Please create a password or click to receive a login link.

Please enter your password or get a login link if you’ve forgotten

Open Sesame! Thanks for registering.

First Thing, Daily Maverick's flagship newsletter

Join the 230 000 South Africans who read First Thing newsletter.

Gold Sees Wildest Price Swings Since 2016

Business Maverick

Business Maverick

Gold Sees Wildest Price Swings Since 2016

A worker holds a handful of gold bullion granules during manufacture at the Rand Refinery Ltd. plant in Germiston, South Africa, on Wednesday, Aug. 16. 2017. Established by the Chamber of Mines of South Africa in 1920, Rand Refinery is the largest integrated single-site precious metals refining and smelting complex in the world, according to their website. Photographer: Waldo Swiegers/Bloomberg
By Bloomberg
09 Jul 2019 0

The gold market is seeing the biggest price swings since late 2016 as traders and investors struggled to read when the Federal Reserve may cut interest rates.

Bullion futures settled little changed in New York Monday just days after the metal surged near the highest since 2013 on bets the Fed will lower borrowing costs either at the end of this month or later. The appetite for gold began to wane after data on Friday showed U.S. payrolls topped economists’ estimates, weakening the case for policy makers to reduce rates.
Volatility rises to two-year high after surprise jobs data, ahead of Fed speeches

Until Friday, gold had been on a tear since Fed officials last month opened the door to a rate cut, boosting the appeal of the metal that doesn’t pay interest.

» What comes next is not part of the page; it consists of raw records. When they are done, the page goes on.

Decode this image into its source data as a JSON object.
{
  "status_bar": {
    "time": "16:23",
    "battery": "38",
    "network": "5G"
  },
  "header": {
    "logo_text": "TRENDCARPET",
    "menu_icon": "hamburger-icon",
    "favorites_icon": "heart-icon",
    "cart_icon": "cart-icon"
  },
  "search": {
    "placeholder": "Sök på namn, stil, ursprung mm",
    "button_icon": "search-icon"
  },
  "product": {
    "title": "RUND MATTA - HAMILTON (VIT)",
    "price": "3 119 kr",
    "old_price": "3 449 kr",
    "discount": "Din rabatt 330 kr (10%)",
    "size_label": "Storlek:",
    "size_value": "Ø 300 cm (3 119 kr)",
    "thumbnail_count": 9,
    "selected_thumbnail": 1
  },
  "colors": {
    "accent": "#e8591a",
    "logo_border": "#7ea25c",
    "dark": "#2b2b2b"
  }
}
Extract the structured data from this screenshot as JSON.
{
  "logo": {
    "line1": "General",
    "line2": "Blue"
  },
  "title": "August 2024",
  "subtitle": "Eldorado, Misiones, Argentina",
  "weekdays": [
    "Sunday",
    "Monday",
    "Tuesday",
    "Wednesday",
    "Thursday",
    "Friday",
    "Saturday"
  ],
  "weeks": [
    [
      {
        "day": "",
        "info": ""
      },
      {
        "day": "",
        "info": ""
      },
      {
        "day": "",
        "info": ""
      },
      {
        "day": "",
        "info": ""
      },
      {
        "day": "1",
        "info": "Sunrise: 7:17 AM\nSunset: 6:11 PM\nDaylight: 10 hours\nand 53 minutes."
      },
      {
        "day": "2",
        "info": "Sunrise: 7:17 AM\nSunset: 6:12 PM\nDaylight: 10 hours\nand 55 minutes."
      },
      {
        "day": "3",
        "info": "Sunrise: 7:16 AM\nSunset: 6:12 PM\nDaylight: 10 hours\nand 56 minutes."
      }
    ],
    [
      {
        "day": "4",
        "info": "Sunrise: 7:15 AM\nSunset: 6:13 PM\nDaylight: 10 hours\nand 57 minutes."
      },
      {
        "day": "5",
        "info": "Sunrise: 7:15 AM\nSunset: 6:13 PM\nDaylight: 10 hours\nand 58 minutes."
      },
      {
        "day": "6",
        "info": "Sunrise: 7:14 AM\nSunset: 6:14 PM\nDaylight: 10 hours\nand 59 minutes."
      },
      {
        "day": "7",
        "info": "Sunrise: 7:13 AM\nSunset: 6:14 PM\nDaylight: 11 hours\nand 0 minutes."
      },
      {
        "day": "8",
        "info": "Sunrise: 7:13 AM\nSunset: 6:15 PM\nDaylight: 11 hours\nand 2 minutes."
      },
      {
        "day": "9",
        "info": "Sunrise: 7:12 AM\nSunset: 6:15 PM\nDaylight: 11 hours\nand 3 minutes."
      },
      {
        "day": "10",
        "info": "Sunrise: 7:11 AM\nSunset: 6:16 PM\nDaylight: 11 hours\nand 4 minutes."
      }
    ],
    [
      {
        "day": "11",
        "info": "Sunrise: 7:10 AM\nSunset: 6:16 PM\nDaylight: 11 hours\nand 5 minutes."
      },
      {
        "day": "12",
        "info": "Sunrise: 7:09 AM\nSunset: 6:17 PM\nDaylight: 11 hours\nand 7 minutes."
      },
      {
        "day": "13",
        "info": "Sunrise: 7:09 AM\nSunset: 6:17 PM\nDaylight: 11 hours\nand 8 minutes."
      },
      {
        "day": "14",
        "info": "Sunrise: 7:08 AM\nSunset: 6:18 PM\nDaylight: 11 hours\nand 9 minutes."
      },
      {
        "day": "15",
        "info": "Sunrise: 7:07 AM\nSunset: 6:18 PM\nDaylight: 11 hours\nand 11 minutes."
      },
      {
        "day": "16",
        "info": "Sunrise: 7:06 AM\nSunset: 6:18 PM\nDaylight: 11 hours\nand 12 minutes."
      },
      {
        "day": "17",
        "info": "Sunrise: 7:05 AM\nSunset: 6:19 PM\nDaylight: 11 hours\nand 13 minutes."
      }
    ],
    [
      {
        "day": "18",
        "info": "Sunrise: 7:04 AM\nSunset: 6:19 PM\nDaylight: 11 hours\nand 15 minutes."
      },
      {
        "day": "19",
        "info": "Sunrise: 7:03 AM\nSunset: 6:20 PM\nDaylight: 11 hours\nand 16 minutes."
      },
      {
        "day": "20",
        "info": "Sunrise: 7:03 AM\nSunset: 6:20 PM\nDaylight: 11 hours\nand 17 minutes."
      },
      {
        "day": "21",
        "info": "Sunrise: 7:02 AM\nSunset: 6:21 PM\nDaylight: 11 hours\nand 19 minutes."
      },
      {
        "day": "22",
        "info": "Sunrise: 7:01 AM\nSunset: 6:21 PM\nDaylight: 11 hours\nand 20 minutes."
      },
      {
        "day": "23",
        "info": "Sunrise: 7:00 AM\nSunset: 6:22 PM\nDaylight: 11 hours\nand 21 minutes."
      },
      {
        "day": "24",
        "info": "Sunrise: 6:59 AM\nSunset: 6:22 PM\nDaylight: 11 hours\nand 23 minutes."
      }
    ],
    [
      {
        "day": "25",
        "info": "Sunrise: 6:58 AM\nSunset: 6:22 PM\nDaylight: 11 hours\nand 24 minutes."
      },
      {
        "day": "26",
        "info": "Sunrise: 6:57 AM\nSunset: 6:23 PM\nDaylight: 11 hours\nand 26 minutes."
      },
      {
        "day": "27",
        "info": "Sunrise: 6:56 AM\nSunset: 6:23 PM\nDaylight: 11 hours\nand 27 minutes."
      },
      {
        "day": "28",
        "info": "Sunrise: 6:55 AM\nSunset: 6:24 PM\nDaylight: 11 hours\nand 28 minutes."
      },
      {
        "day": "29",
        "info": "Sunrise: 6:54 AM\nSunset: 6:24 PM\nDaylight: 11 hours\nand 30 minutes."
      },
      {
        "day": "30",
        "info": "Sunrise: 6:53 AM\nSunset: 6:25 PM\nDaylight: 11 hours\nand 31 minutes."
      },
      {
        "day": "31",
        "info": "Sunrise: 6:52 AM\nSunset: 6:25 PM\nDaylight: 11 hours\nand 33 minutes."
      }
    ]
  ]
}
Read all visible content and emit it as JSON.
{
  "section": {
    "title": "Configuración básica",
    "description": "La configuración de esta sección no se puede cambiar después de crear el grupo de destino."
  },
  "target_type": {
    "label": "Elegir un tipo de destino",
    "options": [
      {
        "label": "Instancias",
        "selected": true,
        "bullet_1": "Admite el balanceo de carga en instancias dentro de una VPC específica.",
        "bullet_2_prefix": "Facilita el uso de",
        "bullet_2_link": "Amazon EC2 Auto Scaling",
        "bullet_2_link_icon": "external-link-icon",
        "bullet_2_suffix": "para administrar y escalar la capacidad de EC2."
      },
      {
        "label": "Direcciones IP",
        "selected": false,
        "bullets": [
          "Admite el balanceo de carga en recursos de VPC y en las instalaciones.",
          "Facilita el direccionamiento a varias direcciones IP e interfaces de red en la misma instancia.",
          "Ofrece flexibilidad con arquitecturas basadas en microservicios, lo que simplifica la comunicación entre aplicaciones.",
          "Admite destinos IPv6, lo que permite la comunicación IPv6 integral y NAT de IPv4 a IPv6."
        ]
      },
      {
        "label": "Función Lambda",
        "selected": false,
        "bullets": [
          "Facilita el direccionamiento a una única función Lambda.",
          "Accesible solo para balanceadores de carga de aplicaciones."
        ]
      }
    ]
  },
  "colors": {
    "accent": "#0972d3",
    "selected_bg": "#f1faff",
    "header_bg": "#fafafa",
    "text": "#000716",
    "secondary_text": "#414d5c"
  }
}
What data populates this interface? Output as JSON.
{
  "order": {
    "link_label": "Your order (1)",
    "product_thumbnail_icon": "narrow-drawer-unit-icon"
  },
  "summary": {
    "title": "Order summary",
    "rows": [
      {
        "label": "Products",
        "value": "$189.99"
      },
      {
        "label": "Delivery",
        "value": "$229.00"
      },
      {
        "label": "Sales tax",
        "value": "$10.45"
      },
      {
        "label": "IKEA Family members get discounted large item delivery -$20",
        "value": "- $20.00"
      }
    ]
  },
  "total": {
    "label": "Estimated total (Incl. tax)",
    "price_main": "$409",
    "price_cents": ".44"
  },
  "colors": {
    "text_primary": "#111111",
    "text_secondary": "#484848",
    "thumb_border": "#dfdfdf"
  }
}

While the latest jobs data fueled doubts policy makers will reduce borrowing costs this month, President Donald Trump continued to apply pressure on Fed Chair Jerome Powell to do just that, saying the current monetary policy has put the U.S. at a disadvantage versus Europe.

Powell and James Bullard, who was the only dissenting vote in favor of a rate cut at the Fed’s meeting in June, are scheduled to address events this week, potentially providing some clue on the policy makers’ next move.

“Between Friday’s job report and waiting to hear what he has to say tomorrow, gold is kind of in a no man’s land,” Bob Haberkorn, senior market strategist at RJO Futures in Chicago, said by phone Monday, referring to Powell.


Please peer review 3 community comments before your comment can be posted